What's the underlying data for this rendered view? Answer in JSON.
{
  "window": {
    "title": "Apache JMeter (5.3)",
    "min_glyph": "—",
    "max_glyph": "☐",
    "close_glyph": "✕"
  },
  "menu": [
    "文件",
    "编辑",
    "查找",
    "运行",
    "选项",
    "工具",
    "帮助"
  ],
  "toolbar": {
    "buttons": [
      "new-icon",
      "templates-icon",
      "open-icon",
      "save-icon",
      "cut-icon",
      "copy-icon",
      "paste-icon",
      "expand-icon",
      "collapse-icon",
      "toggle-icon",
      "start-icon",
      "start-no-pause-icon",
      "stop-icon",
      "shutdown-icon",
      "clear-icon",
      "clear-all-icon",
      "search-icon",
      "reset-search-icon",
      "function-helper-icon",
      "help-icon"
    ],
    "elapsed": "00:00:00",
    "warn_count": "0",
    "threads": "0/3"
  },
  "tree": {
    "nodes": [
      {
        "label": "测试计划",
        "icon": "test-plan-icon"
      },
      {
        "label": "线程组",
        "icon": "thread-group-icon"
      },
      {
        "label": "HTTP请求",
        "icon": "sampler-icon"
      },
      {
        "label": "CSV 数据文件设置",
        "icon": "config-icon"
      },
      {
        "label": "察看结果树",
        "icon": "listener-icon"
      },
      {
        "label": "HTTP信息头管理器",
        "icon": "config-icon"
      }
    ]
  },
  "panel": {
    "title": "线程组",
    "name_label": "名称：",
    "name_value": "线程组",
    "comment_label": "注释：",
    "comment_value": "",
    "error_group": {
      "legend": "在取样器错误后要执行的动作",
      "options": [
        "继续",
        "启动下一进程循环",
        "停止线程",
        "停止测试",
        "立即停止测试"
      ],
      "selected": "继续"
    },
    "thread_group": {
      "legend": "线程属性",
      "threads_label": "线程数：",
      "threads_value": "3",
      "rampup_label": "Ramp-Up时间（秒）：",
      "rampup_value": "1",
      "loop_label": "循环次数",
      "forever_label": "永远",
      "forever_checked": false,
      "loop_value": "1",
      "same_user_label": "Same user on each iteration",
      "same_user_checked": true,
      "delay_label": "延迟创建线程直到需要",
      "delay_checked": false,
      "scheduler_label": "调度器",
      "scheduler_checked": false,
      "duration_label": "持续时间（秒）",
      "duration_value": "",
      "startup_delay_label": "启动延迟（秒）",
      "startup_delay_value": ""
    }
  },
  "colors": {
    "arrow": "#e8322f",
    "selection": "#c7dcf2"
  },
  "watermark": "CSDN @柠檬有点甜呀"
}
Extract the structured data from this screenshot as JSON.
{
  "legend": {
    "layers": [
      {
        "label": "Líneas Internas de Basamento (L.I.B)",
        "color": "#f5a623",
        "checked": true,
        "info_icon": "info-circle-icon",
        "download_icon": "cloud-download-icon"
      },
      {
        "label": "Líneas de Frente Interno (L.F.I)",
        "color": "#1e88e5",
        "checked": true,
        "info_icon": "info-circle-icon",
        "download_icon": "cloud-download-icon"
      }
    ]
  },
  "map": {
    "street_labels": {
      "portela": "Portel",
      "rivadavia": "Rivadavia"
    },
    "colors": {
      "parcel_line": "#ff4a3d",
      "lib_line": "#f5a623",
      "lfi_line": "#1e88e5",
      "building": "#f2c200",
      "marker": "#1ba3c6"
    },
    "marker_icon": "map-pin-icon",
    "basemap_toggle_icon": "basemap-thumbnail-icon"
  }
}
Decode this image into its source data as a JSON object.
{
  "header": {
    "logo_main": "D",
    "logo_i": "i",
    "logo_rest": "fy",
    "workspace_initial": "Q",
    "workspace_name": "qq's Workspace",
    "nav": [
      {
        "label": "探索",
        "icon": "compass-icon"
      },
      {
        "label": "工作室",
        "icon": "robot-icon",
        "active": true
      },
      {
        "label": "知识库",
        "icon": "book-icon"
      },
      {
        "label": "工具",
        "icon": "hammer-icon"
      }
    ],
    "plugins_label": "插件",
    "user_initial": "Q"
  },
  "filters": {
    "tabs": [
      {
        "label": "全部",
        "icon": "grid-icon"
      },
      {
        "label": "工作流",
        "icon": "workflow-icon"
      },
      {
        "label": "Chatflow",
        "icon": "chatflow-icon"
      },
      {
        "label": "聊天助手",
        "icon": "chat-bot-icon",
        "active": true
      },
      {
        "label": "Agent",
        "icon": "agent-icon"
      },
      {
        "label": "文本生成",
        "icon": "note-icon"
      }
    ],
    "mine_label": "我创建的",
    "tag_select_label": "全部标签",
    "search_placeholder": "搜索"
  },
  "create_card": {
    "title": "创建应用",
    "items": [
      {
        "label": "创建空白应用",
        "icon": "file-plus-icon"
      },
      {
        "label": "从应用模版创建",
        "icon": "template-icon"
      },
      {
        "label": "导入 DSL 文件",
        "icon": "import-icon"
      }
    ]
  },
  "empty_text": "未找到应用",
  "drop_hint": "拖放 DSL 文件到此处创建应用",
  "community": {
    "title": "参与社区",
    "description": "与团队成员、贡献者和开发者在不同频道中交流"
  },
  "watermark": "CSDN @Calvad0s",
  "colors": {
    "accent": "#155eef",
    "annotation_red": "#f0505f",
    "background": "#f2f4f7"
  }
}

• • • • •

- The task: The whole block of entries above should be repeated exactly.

- Response area:
What's the underlying data for this rendered view? Answer in JSON.
{
  "window": {
    "title": "Apache JMeter (5.3)",
    "min_glyph": "—",
    "max_glyph": "☐",
    "close_glyph": "✕"
  },
  "menu": [
    "文件",
    "编辑",
    "查找",
    "运行",
    "选项",
    "工具",
    "帮助"
  ],
  "toolbar": {
    "buttons": [
      "new-icon",
      "templates-icon",
      "open-icon",
      "save-icon",
      "cut-icon",
      "copy-icon",
      "paste-icon",
      "expand-icon",
      "collapse-icon",
      "toggle-icon",
      "start-icon",
      "start-no-pause-icon",
      "stop-icon",
      "shutdown-icon",
      "clear-icon",
      "clear-all-icon",
      "search-icon",
      "reset-search-icon",
      "function-helper-icon",
      "help-icon"
    ],
    "elapsed": "00:00:00",
    "warn_count": "0",
    "threads": "0/3"
  },
  "tree": {
    "nodes": [
      {
        "label": "测试计划",
        "icon": "test-plan-icon"
      },
      {
        "label": "线程组",
        "icon": "thread-group-icon"
      },
      {
        "label": "HTTP请求",
        "icon": "sampler-icon"
      },
      {
        "label": "CSV 数据文件设置",
        "icon": "config-icon"
      },
      {
        "label": "察看结果树",
        "icon": "listener-icon"
      },
      {
        "label": "HTTP信息头管理器",
        "icon": "config-icon"
      }
    ]
  },
  "panel": {
    "title": "线程组",
    "name_label": "名称：",
    "name_value": "线程组",
    "comment_label": "注释：",
    "comment_value": "",
    "error_group": {
      "legend": "在取样器错误后要执行的动作",
      "options": [
        "继续",
        "启动下一进程循环",
        "停止线程",
        "停止测试",
        "立即停止测试"
      ],
      "selected": "继续"
    },
    "thread_group": {
      "legend": "线程属性",
      "threads_label": "线程数：",
      "threads_value": "3",
      "rampup_label": "Ramp-Up时间（秒）：",
      "rampup_value": "1",
      "loop_label": "循环次数",
      "forever_label": "永远",
      "forever_checked": false,
      "loop_value": "1",
      "same_user_label": "Same user on each iteration",
      "same_user_checked": true,
      "delay_label": "延迟创建线程直到需要",
      "delay_checked": false,
      "scheduler_label": "调度器",
      "scheduler_checked": false,
      "duration_label": "持续时间（秒）",
      "duration_value": "",
      "startup_delay_label": "启动延迟（秒）",
      "startup_delay_value": ""
    }
  },
  "colors": {
    "arrow": "#e8322f",
    "selection": "#c7dcf2"
  },
  "watermark": "CSDN @柠檬有点甜呀"
}
Extract the structured data from this screenshot as JSON.
{
  "legend": {
    "layers": [
      {
        "label": "Líneas Internas de Basamento (L.I.B)",
        "color": "#f5a623",
        "checked": true,
        "info_icon": "info-circle-icon",
        "download_icon": "cloud-download-icon"
      },
      {
        "label": "Líneas de Frente Interno (L.F.I)",
        "color": "#1e88e5",
        "checked": true,
        "info_icon": "info-circle-icon",
        "download_icon": "cloud-download-icon"
      }
    ]
  },
  "map": {
    "street_labels": {
      "portela": "Portel",
      "rivadavia": "Rivadavia"
    },
    "colors": {
      "parcel_line": "#ff4a3d",
      "lib_line": "#f5a623",
      "lfi_line": "#1e88e5",
      "building": "#f2c200",
      "marker": "#1ba3c6"
    },
    "marker_icon": "map-pin-icon",
    "basemap_toggle_icon": "basemap-thumbnail-icon"
  }
}
Decode this image into its source data as a JSON object.
{
  "header": {
    "logo_main": "D",
    "logo_i": "i",
    "logo_rest": "fy",
    "workspace_initial": "Q",
    "workspace_name": "qq's Workspace",
    "nav": [
      {
        "label": "探索",
        "icon": "compass-icon"
      },
      {
        "label": "工作室",
        "icon": "robot-icon",
        "active": true
      },
      {
        "label": "知识库",
        "icon": "book-icon"
      },
      {
        "label": "工具",
        "icon": "hammer-icon"
      }
    ],
    "plugins_label": "插件",
    "user_initial": "Q"
  },
  "filters": {
    "tabs": [
      {
        "label": "全部",
        "icon": "grid-icon"
      },
      {
        "label": "工作流",
        "icon": "workflow-icon"
      },
      {
        "label": "Chatflow",
        "icon": "chatflow-icon"
      },
      {
        "label": "聊天助手",
        "icon": "chat-bot-icon",
        "active": true
      },
      {
        "label": "Agent",
        "icon": "agent-icon"
      },
      {
        "label": "文本生成",
        "icon": "note-icon"
      }
    ],
    "mine_label": "我创建的",
    "tag_select_label": "全部标签",
    "search_placeholder": "搜索"
  },
  "create_card": {
    "title": "创建应用",
    "items": [
      {
        "label": "创建空白应用",
        "icon": "file-plus-icon"
      },
      {
        "label": "从应用模版创建",
        "icon": "template-icon"
      },
      {
        "label": "导入 DSL 文件",
        "icon": "import-icon"
      }
    ]
  },
  "empty_text": "未找到应用",
  "drop_hint": "拖放 DSL 文件到此处创建应用",
  "community": {
    "title": "参与社区",
    "description": "与团队成员、贡献者和开发者在不同频道中交流"
  },
  "watermark": "CSDN @Calvad0s",
  "colors": {
    "accent": "#155eef",
    "annotation_red": "#f0505f",
    "background": "#f2f4f7"
  }
}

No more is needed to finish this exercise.